Gardens are planted primarily with hope and a dream for the future. Soil is prepared and enriched, tiny little baby plants are arranged with care. The second year of a garden, it starts to grow. But it is in the third year, the plants reach maturity.  Not every plant from that first season is still there, some plants thrive while there are always a couple that don’t. Now, adjustments and decisions are made. Plants are moved or replaced to accommodate their environmental needs or the color scheme. But the third year, most plants in the garden have established their root systems and the garden achieves a look of fullness that can be breathtaking. Shrubs are large enough to begin providing shelter for birds, the baby plants are now robust clumps, and the color scheme has been tweaked to be just what you were hoping for.

Purple and pink foxgloves in my front yard garden.
Foxgloves in my front garden

Most gardeners expect to rest back and enjoy their efforts at this point, but their labors are just beginning.

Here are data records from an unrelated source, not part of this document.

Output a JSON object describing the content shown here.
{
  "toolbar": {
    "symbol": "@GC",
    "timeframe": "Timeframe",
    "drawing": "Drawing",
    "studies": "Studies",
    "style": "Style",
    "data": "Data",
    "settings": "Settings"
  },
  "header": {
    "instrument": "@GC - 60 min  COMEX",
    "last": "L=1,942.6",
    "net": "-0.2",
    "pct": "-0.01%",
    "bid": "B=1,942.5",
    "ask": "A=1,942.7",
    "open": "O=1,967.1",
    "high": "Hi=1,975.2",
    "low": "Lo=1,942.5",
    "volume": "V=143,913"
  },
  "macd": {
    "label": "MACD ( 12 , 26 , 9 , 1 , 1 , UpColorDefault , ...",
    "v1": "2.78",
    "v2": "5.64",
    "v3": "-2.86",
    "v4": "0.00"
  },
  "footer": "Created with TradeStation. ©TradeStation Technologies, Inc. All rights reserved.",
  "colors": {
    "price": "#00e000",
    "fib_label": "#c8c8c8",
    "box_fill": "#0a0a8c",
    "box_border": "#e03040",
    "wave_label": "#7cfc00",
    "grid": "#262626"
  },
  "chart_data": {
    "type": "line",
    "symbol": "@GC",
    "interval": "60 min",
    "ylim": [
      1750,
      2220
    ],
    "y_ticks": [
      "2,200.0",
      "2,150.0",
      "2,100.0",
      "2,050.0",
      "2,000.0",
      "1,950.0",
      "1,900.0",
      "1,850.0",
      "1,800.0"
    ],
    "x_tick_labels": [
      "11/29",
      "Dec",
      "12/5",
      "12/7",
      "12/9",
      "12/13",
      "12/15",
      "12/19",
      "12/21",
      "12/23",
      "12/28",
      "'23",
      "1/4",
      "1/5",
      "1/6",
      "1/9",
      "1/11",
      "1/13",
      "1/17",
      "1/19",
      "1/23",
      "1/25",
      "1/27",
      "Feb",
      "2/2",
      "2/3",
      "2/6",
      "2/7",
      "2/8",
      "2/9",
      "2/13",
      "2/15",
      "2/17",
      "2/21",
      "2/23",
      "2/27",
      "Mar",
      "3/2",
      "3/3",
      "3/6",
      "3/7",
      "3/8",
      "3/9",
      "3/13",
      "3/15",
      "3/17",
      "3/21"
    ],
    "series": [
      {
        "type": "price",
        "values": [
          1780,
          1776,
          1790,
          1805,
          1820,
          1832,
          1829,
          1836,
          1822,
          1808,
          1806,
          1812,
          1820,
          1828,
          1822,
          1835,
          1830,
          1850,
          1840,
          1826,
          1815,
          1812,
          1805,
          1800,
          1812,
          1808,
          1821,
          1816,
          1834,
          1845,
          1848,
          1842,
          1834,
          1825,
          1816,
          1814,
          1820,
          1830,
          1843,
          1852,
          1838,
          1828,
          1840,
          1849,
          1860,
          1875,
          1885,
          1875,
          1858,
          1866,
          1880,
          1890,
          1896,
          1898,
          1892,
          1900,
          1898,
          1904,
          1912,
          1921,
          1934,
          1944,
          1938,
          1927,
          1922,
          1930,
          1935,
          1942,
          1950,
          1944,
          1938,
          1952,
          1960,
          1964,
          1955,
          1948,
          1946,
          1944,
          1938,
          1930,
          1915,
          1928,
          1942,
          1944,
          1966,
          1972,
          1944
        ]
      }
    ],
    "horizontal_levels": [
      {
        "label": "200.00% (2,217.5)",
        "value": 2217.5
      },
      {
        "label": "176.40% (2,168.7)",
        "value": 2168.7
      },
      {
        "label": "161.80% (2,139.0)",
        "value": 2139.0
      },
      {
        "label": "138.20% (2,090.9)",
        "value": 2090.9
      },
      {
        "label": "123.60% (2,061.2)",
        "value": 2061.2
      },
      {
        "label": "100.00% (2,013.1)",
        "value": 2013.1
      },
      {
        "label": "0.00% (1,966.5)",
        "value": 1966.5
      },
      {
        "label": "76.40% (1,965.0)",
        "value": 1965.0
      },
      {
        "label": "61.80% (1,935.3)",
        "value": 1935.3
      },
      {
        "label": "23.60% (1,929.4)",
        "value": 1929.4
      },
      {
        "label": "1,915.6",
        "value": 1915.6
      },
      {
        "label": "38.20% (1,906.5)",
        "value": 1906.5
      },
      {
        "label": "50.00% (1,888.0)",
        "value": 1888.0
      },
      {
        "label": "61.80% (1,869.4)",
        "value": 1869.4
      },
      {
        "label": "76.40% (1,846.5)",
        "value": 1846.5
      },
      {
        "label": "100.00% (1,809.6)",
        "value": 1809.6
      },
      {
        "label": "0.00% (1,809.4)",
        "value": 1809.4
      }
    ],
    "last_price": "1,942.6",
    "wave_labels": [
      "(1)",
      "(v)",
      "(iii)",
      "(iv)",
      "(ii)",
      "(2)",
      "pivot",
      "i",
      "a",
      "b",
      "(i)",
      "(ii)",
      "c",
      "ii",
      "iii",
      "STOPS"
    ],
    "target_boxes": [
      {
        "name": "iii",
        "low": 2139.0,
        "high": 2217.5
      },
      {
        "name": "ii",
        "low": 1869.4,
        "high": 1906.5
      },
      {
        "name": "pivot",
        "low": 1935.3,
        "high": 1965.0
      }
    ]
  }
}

To garden is to tend, to nurture and as the garden changes, its needs do to. Often at this point, gardeners come to me and say, “I love my bee balm, but it is growing so fast! How do I stop it?” I hear this about many plants. “The books say this plant gets 2 feet wide, and mine is 4 feet wide after 4 years! The book was wrong!” Well, yes and no, you see, plants grow, they must. When plants stop growing, they start dying. A book or website will tell you the height and spread of a mature plant, so when the plant is about 3 years old in average soil. But websites don’t tell you that the plant will not stop growing when it reaches maturity.  The spread of a plant is also an average. For instance, Monarda, is about 3 feet wide at maturity in most of the country. That being said, however, it is a native to New York, and Monarda is ideally adapted to most of our soil and seasonal conditions. Here, a mature plant can easily be 4 feet wide at maturity. This is the natural life of the plant, it cannot be stopped, but it can be tended and maintained.

Purple Bee Balm, Monarda
Purple Bee Balm, aka Monarda

Once maturity is reached, an aggressive plant like Monarda should be dug up and divided. This makes the clump smaller and allows the plant to continue to grow in the space allowed. This is best done in the Spring or the Fall. In Spring, when the plant is just showing new growth, the entire root clump is dug up and then cut in a way that each new clump has shoots and roots attached. In the fall, the same process is performed, but the tall plants are cut back to within a few inches of the soil first.

If you have never done this before, dig deeper than you expect and try to get as many roots as possible. Once the clump is out of the ground, it can be split up. I have an old bread knife that I use to cut apart most dense root balls. Imagine cutting a big chocolate cake. The cake is the root ball and the frosting are the little plant shoots on top. Make sure that every portion you cut gets both cake and frosting. The plant needs both its shoots and roots to live. After dividing the plant, carefully replant the pieces so that they are planted at the same depth they were planted before. Don’t bury the green part, and don’t leave the little roots exposed. Lastly, give the plants a good soaking drink of water when you are done. The easiest plants to divide are plants like Bee Balm, Shasta Daisy, and Daylily. They grow as clumps. Try to avoid moving or dividing plants that have tap roots, these are deep roots shaped like carrots. Plants with tap roots include Poppies and Orange Butterfly Weed. These plants rarely grow to the point of being too wide so they should be left to grow where they are initially planted.

Salmon Poppy, Papaver orientale, Princess Victoria Louise, Taproot Perennial
Oriental Poppy Princess Victoria Louise

It is up to the gardener to enforce a plant’s boundaries. Reducing the size of the plant is not always ideal. Sometimes, like with my lilac, I removed the smaller flowers around it and to give the shrub more room to grow. It has my permission to spread. So, I expanded its room to grow and encouraged the lilac to get huge. Big dramatic lilac bushes work in that part of the yard. The peripheral plants were just filling the space until the lilac was mature enough to be what I wanted.

Dwarf Korean Lilac filling a corner of my yard.
Korean Lilac

Tending the garden involves constant reassessment because as long as there are flowers in your yard, it is growing and changing. Don’t let the slow, constant change cause you stress, enjoy the process, enjoy the subtle adaptions. You are building a three dimensional work of art that looks slightly different at every hour of the day. You are bringing beauty and life into an otherwise dull world and a new habitat for birds and butterflies is growing because of you.

This is a lesson we bring into other aspects of our lives as gardeners. To grow is to live. To garden is to tend. As gardeners, we constantly make small changes in our yards to cultivate the good and the beautiful; it takes patience and attentiveness, and results are magical. Every time we perform a small act of kindness or learn something new or practice a new and positive habit in our lives, we cultivate the garden of our hearts. What are some ways that you cultivate the good and the beautiful in your life?

Lupine seedling, Just emerging Lupinus sprout
Lupine seedling just starting to sprout